Tulsa musicians unite for Feathers benefit Sunday at Curly's

 

Leo Feathers is best known for his work with Leon Russell.

MICHAEL WYKE / Tulsa World


It's an all-star lineup of musicians -- some of whom haven't been heard from in a good long time -- scheduled to play at Curly's@the East End this Sunday. And they're gathered together to honor and aid another all-star and one of their own, Tulsa guitarist Leo Feathers, who is gravely ill.

"We're just trying to help make things comfortable for him, to help with his care," says vocalist- harmonica player Jimmy Markham, the event's organizer. "I'm calling it a tribute benefit, and the tribute part has to do with the fact that he's one of the icons of Tulsa music, a great electric and acoustic guitar player, a Nashville studio player, a man who's play with major acts from Leon Russell to Jerry Lee Lewis, and a recipient of the Cherokee Medal of Honor."
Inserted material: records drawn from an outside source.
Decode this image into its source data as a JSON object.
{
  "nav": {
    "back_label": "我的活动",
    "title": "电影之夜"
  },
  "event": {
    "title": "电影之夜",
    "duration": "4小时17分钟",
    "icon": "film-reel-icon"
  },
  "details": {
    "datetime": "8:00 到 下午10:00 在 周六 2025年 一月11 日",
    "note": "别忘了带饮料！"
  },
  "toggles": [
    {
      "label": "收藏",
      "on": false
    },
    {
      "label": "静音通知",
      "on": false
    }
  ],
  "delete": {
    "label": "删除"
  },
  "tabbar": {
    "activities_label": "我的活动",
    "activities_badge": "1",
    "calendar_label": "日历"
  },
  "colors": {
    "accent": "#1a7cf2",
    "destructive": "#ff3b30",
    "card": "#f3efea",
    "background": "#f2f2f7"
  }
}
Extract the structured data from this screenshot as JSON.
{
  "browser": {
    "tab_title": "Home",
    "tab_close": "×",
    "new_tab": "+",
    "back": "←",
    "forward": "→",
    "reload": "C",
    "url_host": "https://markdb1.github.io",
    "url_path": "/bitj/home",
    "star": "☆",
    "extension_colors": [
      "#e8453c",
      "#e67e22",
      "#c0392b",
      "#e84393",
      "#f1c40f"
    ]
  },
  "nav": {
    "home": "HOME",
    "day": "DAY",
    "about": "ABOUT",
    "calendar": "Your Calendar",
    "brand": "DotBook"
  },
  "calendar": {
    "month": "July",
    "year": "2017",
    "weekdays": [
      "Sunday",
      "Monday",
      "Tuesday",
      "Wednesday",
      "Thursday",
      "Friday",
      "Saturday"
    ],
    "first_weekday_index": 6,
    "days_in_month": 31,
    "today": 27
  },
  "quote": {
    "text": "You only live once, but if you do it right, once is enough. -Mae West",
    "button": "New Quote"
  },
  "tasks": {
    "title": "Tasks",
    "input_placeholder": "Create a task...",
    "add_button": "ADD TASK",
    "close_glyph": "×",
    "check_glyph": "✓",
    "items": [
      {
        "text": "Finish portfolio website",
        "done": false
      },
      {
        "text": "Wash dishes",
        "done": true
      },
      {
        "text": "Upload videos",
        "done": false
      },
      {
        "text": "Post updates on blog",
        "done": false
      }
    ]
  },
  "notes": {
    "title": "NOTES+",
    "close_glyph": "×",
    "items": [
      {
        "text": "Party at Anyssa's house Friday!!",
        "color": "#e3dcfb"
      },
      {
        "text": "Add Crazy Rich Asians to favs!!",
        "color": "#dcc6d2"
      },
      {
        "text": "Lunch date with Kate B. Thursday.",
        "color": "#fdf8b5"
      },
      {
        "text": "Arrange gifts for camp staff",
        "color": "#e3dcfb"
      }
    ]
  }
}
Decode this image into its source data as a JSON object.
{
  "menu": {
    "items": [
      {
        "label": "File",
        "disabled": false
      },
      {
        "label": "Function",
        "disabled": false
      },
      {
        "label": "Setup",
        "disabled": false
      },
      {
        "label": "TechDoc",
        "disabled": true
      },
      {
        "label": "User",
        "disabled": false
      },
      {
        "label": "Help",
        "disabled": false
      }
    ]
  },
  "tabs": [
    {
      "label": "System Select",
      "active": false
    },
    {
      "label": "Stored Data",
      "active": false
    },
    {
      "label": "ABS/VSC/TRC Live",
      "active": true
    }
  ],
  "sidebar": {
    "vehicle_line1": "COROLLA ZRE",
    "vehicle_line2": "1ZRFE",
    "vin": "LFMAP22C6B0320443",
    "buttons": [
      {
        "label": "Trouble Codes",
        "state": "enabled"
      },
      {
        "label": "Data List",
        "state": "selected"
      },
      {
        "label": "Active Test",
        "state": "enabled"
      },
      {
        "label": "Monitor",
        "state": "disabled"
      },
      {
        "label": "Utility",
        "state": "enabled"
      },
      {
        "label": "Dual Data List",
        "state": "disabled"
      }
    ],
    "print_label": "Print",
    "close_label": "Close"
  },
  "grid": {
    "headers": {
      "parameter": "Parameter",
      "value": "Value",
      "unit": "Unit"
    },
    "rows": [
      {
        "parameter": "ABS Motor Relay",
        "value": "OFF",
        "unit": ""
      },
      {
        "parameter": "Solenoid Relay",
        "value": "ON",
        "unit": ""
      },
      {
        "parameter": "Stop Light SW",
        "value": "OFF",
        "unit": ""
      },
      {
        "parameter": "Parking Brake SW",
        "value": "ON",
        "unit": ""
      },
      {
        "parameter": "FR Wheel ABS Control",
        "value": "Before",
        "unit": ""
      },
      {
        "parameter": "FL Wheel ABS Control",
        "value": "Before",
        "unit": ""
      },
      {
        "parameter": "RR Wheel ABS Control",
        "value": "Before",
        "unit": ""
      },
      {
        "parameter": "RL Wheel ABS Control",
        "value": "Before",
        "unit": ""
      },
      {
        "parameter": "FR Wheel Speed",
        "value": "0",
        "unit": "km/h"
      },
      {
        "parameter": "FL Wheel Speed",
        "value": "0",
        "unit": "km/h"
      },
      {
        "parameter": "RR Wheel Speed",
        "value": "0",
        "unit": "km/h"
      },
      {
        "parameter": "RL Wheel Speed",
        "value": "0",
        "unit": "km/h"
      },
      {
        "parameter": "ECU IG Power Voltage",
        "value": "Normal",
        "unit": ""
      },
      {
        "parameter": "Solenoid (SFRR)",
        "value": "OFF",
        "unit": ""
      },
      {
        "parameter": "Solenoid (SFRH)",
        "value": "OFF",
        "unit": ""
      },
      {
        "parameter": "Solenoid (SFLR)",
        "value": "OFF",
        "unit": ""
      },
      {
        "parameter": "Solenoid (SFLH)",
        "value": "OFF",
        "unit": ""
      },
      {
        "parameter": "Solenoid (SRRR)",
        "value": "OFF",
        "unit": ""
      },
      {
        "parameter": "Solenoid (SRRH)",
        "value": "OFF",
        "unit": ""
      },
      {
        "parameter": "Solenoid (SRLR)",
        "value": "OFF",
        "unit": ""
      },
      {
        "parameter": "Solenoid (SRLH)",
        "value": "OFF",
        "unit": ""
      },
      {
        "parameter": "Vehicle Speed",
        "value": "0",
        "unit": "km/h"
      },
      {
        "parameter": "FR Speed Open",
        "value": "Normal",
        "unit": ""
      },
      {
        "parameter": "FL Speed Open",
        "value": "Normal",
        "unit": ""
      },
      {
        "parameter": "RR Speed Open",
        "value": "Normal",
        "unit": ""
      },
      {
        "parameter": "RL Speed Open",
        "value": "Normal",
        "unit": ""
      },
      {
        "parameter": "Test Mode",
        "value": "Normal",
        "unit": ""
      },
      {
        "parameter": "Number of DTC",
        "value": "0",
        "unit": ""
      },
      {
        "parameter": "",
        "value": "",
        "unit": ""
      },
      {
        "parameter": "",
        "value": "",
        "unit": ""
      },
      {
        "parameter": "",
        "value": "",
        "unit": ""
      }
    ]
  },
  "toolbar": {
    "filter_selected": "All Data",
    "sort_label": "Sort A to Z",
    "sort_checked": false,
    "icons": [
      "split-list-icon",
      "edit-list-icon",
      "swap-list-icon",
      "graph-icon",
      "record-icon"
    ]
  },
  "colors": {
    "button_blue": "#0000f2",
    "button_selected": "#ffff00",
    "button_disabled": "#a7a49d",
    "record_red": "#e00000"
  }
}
Feathers and Markham have been playing as a duo Sundays at Pickle's Pub. But that's only the latest in a long line of collaborations for the two that stretches back to the early days of rock 'n' roll.

"We go back to 1958 and a band called the Starlighters," Markham noted. "It was Leo and me, Leon Russell, Chuck Blackwell, Johnny Williams and Jack Dunham. We played the rock 'n' roll and R&B of the day, and we played all around Tulsa. Later on, when I was in Nashville and Leo was in Nashville, we played some together down there; then he left and moved back home to Mounds. When I moved back here in April, we started playing once again as a duo. He told me he's going to play as long as he can."

A look at the roster of performers will tell you that Leo Feathers has made a lot of friends in the Tulsa musical community over the years. And some of those friendships also involve stars like former Tulsan Ronnie Dunn of the hugely successful country act Brooks & Dunn. He and others have donated items for an auction, to be held during the event.

"We'll have both a live and a silent auction, with merchandise from Brooks & Dunn, Reba, Dwight Yoakam and Waylon -- and there's more coming in every day," said Markham. "Garth Hudson and Levon Helm (of the Band) have just donated a signed guitar."

Even longtime fans of Tulsa music may be surprised at some of the acts scheduled to appear. Mickey Crocker, for instance, was a Tulsa music heavyweight back in the '70s, but hasn't played much around here in years.

"That's because he's been living up in Kansas," said Markham. "But he's come down and sat in with Leo and me a couple of Sunday nights."

Then there are guys like piano player Eddie Spraker and vocalist Bobby Taylor, players in the early '60s Tulsa music scene who haven't been on stage for a long time.

"Bobby goes 'way back to that David Gates era; he had his own vocal thing going then," Markham explained. "Eddie goes back to those early days with us, too. He was the piano player in the first band I had, the Swinging Shadows, in 1957. He got out of music and into banking." Markham laughed. "He was one of the smart ones."

A Leo Feathers Benefit Fund has been established at the Tulsa Teachers' Credit Union, P.O. Box 4999, 3720 E. 31st St., Tulsa, Okla. 74159-0999. Account number for contributions is 107464. More information can be found on the website www.tulsamusic.com

Event: Leo Feathers Tribute Benefit, featuring Brad Absher, Larry Bell, Chuck Blackwell, Debbie Campbell, Earl Cate, Tommy Crook, Gene Crose, Bill Davis, Jack Dunham, Scott Ellison, Rocky Frisco, Jim Karstein, Jimmy Markham, Mezclave (Tul- Salsa), Don Price, Steve Pryor, Bill Raffensperger, The Red Dirt Rangers, Walt Richmond, John Rigney, Leon Rollerson, Bill Snow, Eddie Spraker, Jim Sweney, Tiffany Tanner, Bobby Taylor, David Teegarden, Flash Terry, Roger Tillison, Tom Tripplehorn, Jim Turley, Don White, Steve White, Larry York, The Zigs and more.

When: 4 p.m.-midnight Sunday

Where: Curly's@The East End, 216 N. Elgin Ave.

Tickets: $10 donation at the door